─── MATERIAL FOR THIS EXERCISE

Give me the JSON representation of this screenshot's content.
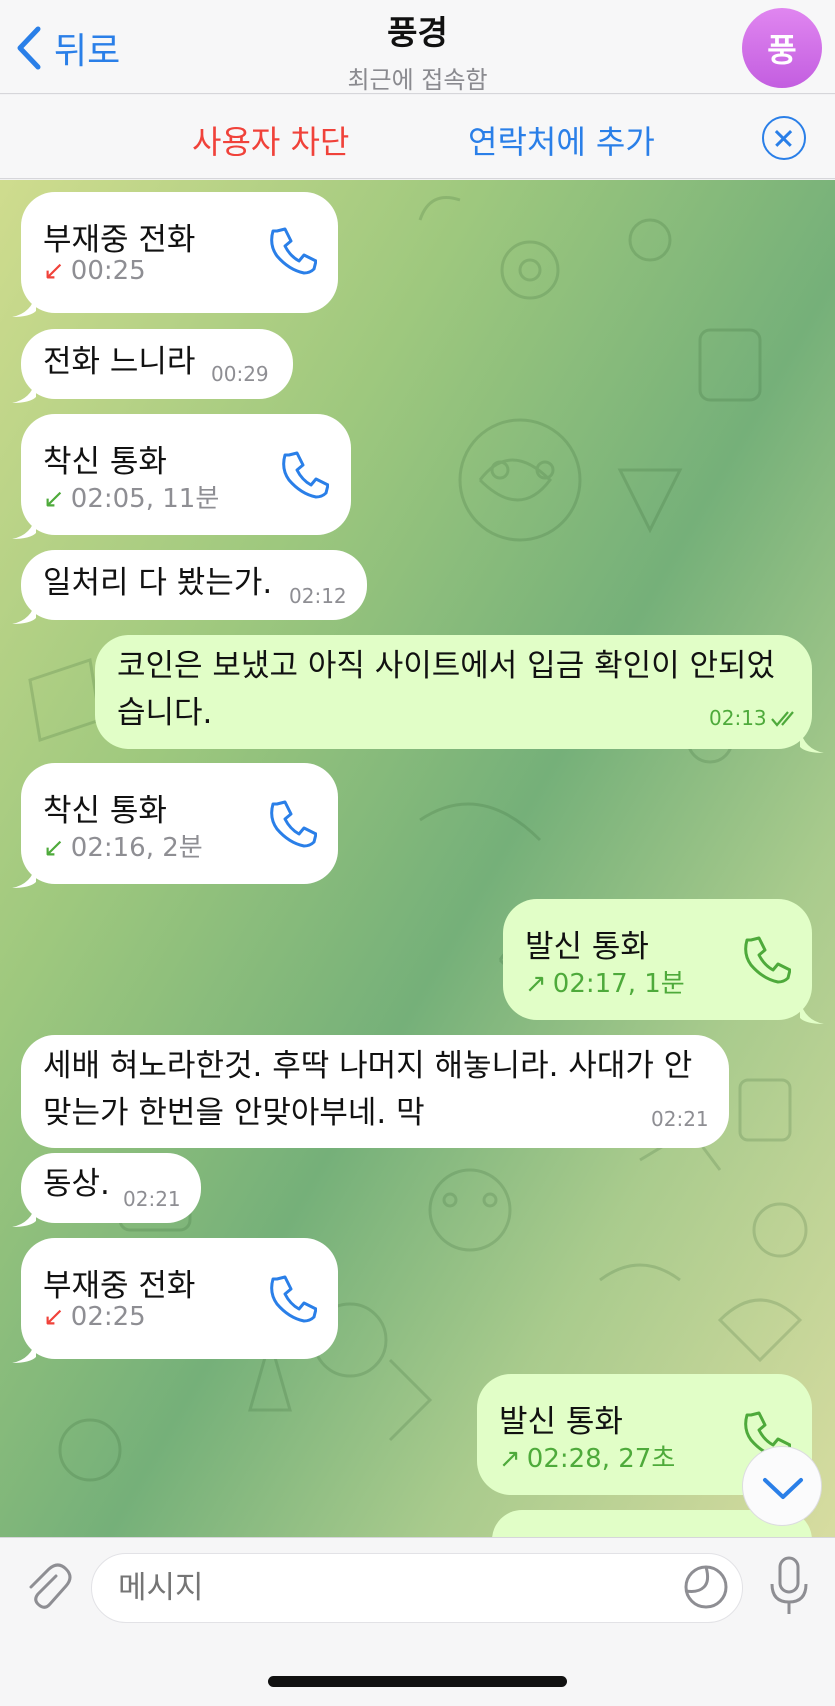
{
  "header": {
    "back_label": "뒤로",
    "title": "풍경",
    "subtitle": "최근에 접속함",
    "avatar_initial": "풍"
  },
  "actionbar": {
    "block_label": "사용자 차단",
    "add_contact_label": "연락처에 추가"
  },
  "messages": [
    {
      "type": "call",
      "direction": "in",
      "title": "부재중 전화",
      "arrow": "↙",
      "arrow_color": "red",
      "meta": "00:25"
    },
    {
      "type": "text",
      "direction": "in",
      "text": "전화 느니라",
      "time": "00:29"
    },
    {
      "type": "call",
      "direction": "in",
      "title": "착신 통화",
      "arrow": "↙",
      "arrow_color": "green",
      "meta": "02:05, 11분"
    },
    {
      "type": "text",
      "direction": "in",
      "text": "일처리 다 봤는가.",
      "time": "02:12"
    },
    {
      "type": "text",
      "direction": "out",
      "line1": "코인은 보냈고 아직 사이트에서 입금 확인이 안되었",
      "line2": "습니다.",
      "time": "02:13"
    },
    {
      "type": "call",
      "direction": "in",
      "title": "착신 통화",
      "arrow": "↙",
      "arrow_color": "green",
      "meta": "02:16, 2분"
    },
    {
      "type": "call",
      "direction": "out",
      "title": "발신 통화",
      "arrow": "↗",
      "arrow_color": "green",
      "meta": "02:17, 1분"
    },
    {
      "type": "text",
      "direction": "in",
      "line1": "세배 혀노라한것. 후딱 나머지 해놓니라. 사대가 안",
      "line2": "맞는가 한번을 안맞아부네. 막",
      "time": "02:21"
    },
    {
      "type": "text",
      "direction": "in",
      "text": "동상.",
      "time": "02:21"
    },
    {
      "type": "call",
      "direction": "in",
      "title": "부재중 전화",
      "arrow": "↙",
      "arrow_color": "red",
      "meta": "02:25"
    },
    {
      "type": "call",
      "direction": "out",
      "title": "발신 통화",
      "arrow": "↗",
      "arrow_color": "green",
      "meta": "02:28, 27초"
    }
  ],
  "input": {
    "placeholder": "메시지"
  },
  "colors": {
    "accent": "#2a7fe8",
    "danger": "#f0423a",
    "outgoing_bubble": "#e1fec7",
    "incoming_bubble": "#ffffff",
    "read_check": "#4eaa3b"
  }
}
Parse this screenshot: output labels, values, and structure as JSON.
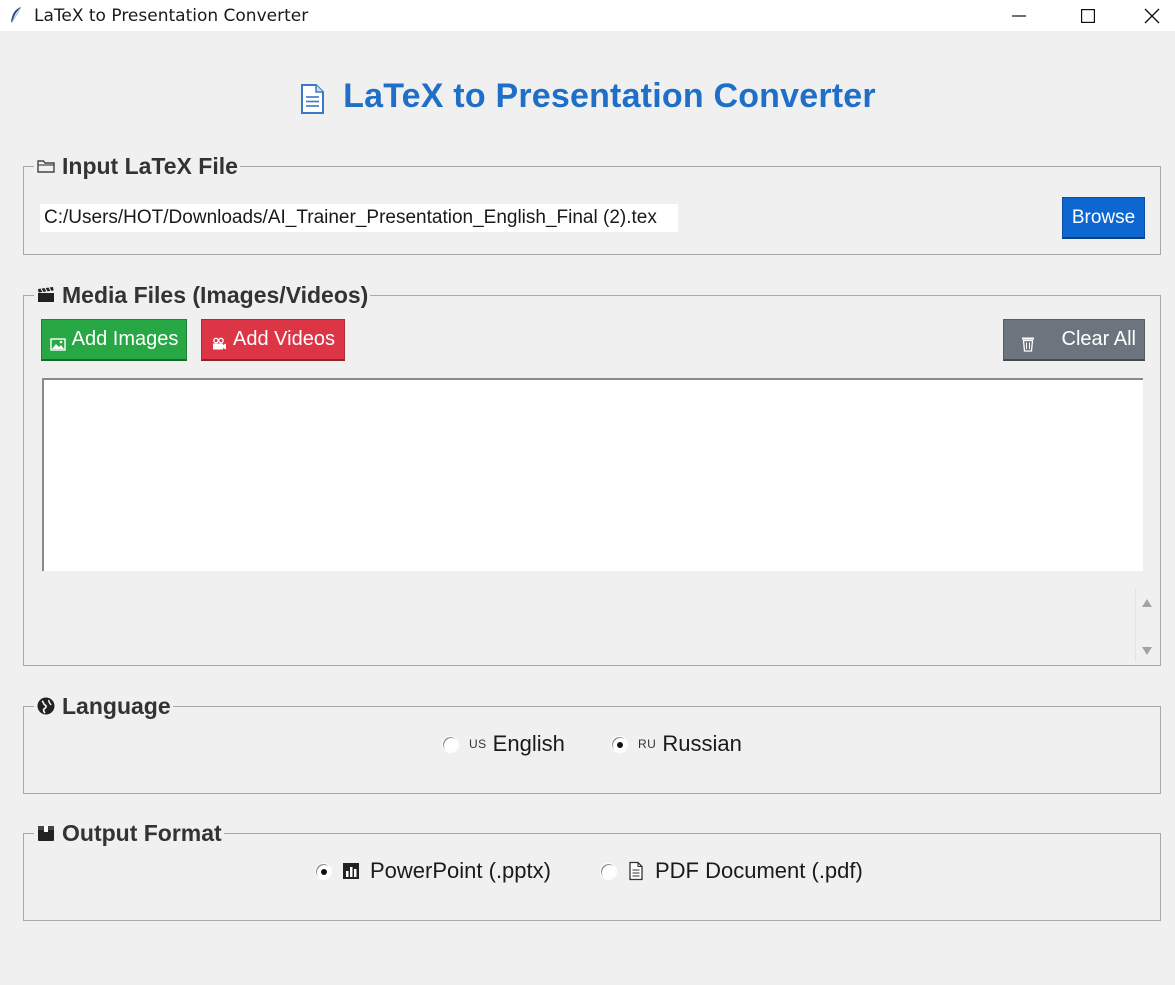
{
  "window": {
    "title": "LaTeX to Presentation Converter",
    "icon": "feather-icon"
  },
  "header": {
    "title": "LaTeX to Presentation Converter",
    "icon": "document-icon",
    "color": "#1f6fc9"
  },
  "input_section": {
    "legend": "Input LaTeX File",
    "icon": "folder-icon",
    "file_path": "C:/Users/HOT/Downloads/AI_Trainer_Presentation_English_Final (2).tex",
    "browse_label": "Browse",
    "browse_color": "#0d67d0"
  },
  "media_section": {
    "legend": "Media Files (Images/Videos)",
    "icon": "clapperboard-icon",
    "add_images_label": "Add Images",
    "add_images_color": "#27a844",
    "add_videos_label": "Add Videos",
    "add_videos_color": "#dc3545",
    "clear_all_label": "Clear All",
    "clear_all_color": "#6c757d",
    "items": []
  },
  "language_section": {
    "legend": "Language",
    "icon": "globe-icon",
    "options": [
      {
        "code": "US",
        "label": "English",
        "selected": false
      },
      {
        "code": "RU",
        "label": "Russian",
        "selected": true
      }
    ]
  },
  "output_section": {
    "legend": "Output Format",
    "icon": "package-icon",
    "options": [
      {
        "label": "PowerPoint (.pptx)",
        "icon": "bar-chart-icon",
        "selected": true
      },
      {
        "label": "PDF Document (.pdf)",
        "icon": "page-icon",
        "selected": false
      }
    ]
  }
}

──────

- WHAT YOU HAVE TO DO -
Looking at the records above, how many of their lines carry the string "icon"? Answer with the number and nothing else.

- ANSWER SPACE -
8